Danielle DeSmit, left, and Heidi VanderWal, friends since high school, started their business after learning about human trafficking in West Michigan. Courtesy VanDuinen Photographic
The local and worldwide fight to end human trafficking has found new allies in two West Michigan women entrepreneurs.
Heidi VanderWal and Danielle DeSmit are the co-founders of Crowned Free, a Grand Rapids-based clothing and accessory line to benefit girls rescued from human trafficking.
The goal of Crowned Free is to serve as a financial engine for organizations helping girls who’ve already been rescued. Thirty-five percent of all its profits go toward its mission to restore and rebuild the lives of girls rescued from human trafficking.
Crowned Free also seeks to employ those girls and currently is working with Agape International to employ girls in Cambodia.
In its first year, Crowned Free raised about $12,500 for the following organizations: The Manasseh Project, The Scarlet Cord, Crisis Aid International, AIM Employment Center, World Orphans, We Are Cherished, Restoration House of Greater Kansas City and Redeemed Ministries.
The aim of the business is to combine the two marketable industries of faith and fashion.
“That is actually a God story.
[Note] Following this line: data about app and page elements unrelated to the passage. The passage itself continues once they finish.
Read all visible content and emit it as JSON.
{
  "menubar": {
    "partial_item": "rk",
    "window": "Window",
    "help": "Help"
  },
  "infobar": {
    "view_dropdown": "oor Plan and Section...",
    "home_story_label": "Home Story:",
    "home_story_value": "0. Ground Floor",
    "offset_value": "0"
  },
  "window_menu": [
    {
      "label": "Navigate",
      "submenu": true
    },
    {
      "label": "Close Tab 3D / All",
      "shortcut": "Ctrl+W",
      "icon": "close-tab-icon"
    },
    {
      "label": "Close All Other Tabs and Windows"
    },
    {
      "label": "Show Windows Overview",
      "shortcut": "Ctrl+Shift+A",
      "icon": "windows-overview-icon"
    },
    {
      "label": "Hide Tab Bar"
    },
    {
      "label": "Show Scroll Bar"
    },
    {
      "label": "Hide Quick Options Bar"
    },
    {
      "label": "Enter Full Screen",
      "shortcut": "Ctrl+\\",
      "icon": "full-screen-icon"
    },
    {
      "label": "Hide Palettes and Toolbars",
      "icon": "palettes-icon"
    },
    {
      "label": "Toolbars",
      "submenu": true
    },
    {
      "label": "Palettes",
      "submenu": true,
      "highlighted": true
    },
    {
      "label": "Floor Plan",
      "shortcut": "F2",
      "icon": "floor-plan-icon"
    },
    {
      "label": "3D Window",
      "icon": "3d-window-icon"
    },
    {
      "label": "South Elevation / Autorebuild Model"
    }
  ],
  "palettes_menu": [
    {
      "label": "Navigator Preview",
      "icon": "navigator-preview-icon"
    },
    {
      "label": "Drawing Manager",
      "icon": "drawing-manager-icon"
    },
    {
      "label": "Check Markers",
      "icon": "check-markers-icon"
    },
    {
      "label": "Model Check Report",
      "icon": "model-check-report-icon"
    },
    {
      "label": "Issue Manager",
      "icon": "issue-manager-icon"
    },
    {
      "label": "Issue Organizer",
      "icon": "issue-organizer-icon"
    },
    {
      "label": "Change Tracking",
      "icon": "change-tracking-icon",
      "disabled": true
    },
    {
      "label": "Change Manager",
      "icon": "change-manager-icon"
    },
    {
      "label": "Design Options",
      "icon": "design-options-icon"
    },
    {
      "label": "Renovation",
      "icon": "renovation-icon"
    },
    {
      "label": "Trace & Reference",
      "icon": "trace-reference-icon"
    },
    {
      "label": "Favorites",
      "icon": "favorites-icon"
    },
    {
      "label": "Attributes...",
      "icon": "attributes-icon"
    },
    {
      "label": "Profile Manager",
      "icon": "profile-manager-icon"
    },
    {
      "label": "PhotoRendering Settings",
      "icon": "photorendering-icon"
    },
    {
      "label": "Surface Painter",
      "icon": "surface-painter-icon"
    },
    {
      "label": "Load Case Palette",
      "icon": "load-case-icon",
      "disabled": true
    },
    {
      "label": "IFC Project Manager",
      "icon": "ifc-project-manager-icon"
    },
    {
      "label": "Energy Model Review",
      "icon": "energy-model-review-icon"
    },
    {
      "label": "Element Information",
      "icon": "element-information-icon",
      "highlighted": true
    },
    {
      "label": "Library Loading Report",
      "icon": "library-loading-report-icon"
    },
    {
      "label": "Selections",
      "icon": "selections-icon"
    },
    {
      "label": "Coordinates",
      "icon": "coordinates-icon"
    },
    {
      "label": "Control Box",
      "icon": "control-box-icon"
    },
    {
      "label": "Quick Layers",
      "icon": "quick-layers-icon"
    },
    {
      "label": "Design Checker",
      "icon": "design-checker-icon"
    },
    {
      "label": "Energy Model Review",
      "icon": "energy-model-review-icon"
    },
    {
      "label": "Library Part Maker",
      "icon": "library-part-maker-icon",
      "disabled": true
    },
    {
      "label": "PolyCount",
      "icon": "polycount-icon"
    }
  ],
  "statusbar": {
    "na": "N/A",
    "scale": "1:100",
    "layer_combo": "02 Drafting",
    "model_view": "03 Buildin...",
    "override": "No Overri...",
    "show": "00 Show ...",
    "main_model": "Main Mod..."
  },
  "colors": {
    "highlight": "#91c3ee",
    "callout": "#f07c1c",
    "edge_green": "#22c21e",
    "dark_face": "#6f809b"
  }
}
God’s been in every detail of our journey. … Our journey has definitely been a journey of faith,” VanderWal said. “I woke up in the middle of the night with an idea for a women’s accessory — this idea to start a clothing line. In May of 2014, I partnered with my best friend.”
VanderWal serves as “chief crown officer,” and DeSmit serves as “chief difference maker.” The two have been friends since their days at South Christian High School. Both women have felt a passion for helping victims of human trafficking ever since they heard a local speaker present on how human trafficking doesn’t only happen overseas but also in West Michigan.
The idea behind Crowned Free is to attach a cause to VanderWal’s and DeSmit’s passion for fashion.
“We both love fashion and we have a passion for it, but we’re not fashion designers — we had no idea. That’s been a crazy part of our journey, learning how to do this,” VanderWal said.
“It started with T-shirts, (which were) well received. We found that when people hear about human trafficking and they hear it’s happening in our city, they think it’s horrible and ‘I don’t know what to do, but I can buy a cute T-shirt or a piece of clothing and can support the girls in that way.’
“People have taken ownership of the product in a ‘wear it/share it’ (kind of way).”
Crowned Free currently offers women’s T-shirts, tops, bottoms, hats, children’s shirts, as well as note cards and wall art. Right now, the focus is on women as its target audience.
The store’s merchandise can be purchased either online or at the Hawthorne Collection Boutiques in Zeeland and Hudsonville. In the future, Crowned Free would “love to be in some bigger box retail stores and boutiques,” VanderWal said.
In celebration of its first year of business, Crowned Free hosted a launch party and fashion show Jan. 28 that featured its new line of inspirational T-shirts, bohemian tops and accessories.
The event, which was sponsored by Macatawa Bank and Shape Your Life Studios, was held at Cheney Place, 1600 Monroe Ave. NW, in Grand Rapids. A portion of the ticket costs went to support Wedgwood Christian Services’ The Manasseh Project, which received a check for $1,500 at the end of the night.
The event sold out with about 400 in attendance, VanderWal said.
“We are excited to see the community embrace our idea of giving back to this worthy cause,” DeSmit said. “We are using our passion for fashion to provide our customers with amazing products to wear while knowing they are supporting many organizations that help restore the lives of men and women rescued from human trafficking. Our heartbeat is giving back and truly uniting all women to help make a difference.”
The products have been extensively thought out by VanderWal and DeSmit, including their logo. The Crowned Free crown has nine points to represent the New Testament’s nine fruits of the Holy Spirit. The logo is sewn in with purple thread to symbolize royalty.
The idea of using a crown as their brand was to play off a comparison to a beauty pageant in which a winner’s crown must be earned by merit and outer beauty, VanderWal said. But “in God’s kingdom, we’re all given a crown and there’s nothing you do to earn it. You just receive it.”
She added that this belief holds a deep meaning for girls — particularly those who are victims of human trafficking — in being accepted and loved unconditionally.
“God’s in the details,” she said.